For anyone lucky enough to be retired or at home yesterday, wasn’t it a most soothing, restful day? What is there about the sound of falling raindrops on the roof that just makes us close our eyes and take cat naps throughout the stormy periods?
I slept in late yesterday, most likely due to the unusual darkness of the morning, and when I woke up…it was during one of the intervals of the sun peeking through the clouds.
With the soil finally soft from the overnight rains…I grabbed my shovel and got one potted lantana and two potted morning glory plants into the ground…just in time before the afternoon showers moved in again.
Victory in perfect timing for the gardener! Sun and rain. Sun and rain. Just like plants, we too, need both bright and dark days in our lives to teach us courage, perseverance, gratitude, thankfulness, and feelings of blessedness. The dark days make us shine brighter when the sunny days return.
In a recent Huffington Post article: Happiness: Remembering the Sun is always Shining…author, Maura Sweeny, had an epiphany while visiting her daughter in London, where fair weather, is rather unfairly proportioned. Sweeny cited her dislike of cloudy, rainy days due to growing up in in a rather perpetual overcast area of New Jersey. So as soon as she was old enough to choose where she wanted to live she chose Florida where she is presently living quite happily ever after.
However, a couple of years ago, while visiting her daughter who lives in London, she had a sudden thought dawn on her. “The Sun is Always Shining.”

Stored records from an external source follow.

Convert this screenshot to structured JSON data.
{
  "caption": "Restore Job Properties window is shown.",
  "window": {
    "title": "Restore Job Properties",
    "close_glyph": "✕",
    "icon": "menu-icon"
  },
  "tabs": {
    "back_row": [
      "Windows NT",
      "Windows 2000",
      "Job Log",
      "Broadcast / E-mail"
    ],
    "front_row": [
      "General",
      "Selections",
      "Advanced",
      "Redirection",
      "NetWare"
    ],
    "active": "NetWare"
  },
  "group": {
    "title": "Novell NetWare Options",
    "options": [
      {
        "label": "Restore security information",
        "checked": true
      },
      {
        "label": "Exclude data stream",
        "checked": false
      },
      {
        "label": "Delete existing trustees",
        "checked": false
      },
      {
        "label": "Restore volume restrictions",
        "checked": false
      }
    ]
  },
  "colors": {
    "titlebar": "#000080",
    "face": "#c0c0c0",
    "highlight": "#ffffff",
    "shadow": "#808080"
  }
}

“The sun might become temporarily obscured by dark clouds — and, by analogy, life circumstances — but I could remind myself that it is always present. My thoughts just needed to be mindful of what was above the clouds rather than below them.”
Isn’t that what we need to remember when we have bouts of set-backs, overtly stressful periods, and anxiety attacks? We are being tested, in our faith, to see if we can still shine above the dark clouds where the “Son” of God sees nothing but sunshine pouring down on us.
I love this creative analogy of darkness and light (The Little Lightbulb) that I discovered in a post from P31 Ministries by Holley Gerth.
“The best part of all is that we don’t have to be like the light bulb that said, “I have to find a way to shine!” The light bulb went to a self-help meeting to learn about its inner capacity for light. It read books about how to get brighter. Each morning the light bulb would get up and recite positive affirmations. “I am a light bulb. I believe in myself. I will shine!” But nothing happened.
Eventually the light bulb became weary and discouraged. It began to doubt who it was and what it could do. It almost burned out completely. Fortunately, one day the light bulb was carefully placed in a fixture. Light burst forth and filled the room. The light bulb finally understood. The key was not to try harder but to plug into the source.
Trying to shine on our own can be exhausting. Instead, we’re simply called to be closely connected to God and remain in Him. When we do, His light pours forth through us in powerful, brilliant ways that change the world. The ways we shine might not make the news, but they make even more of a difference than we can see.”
So until tomorrow: Let us remember that the only way to rid the world and ourselves of darkness is to create more light to dispel it.
“Today is my favorite day” Winnie the Pooh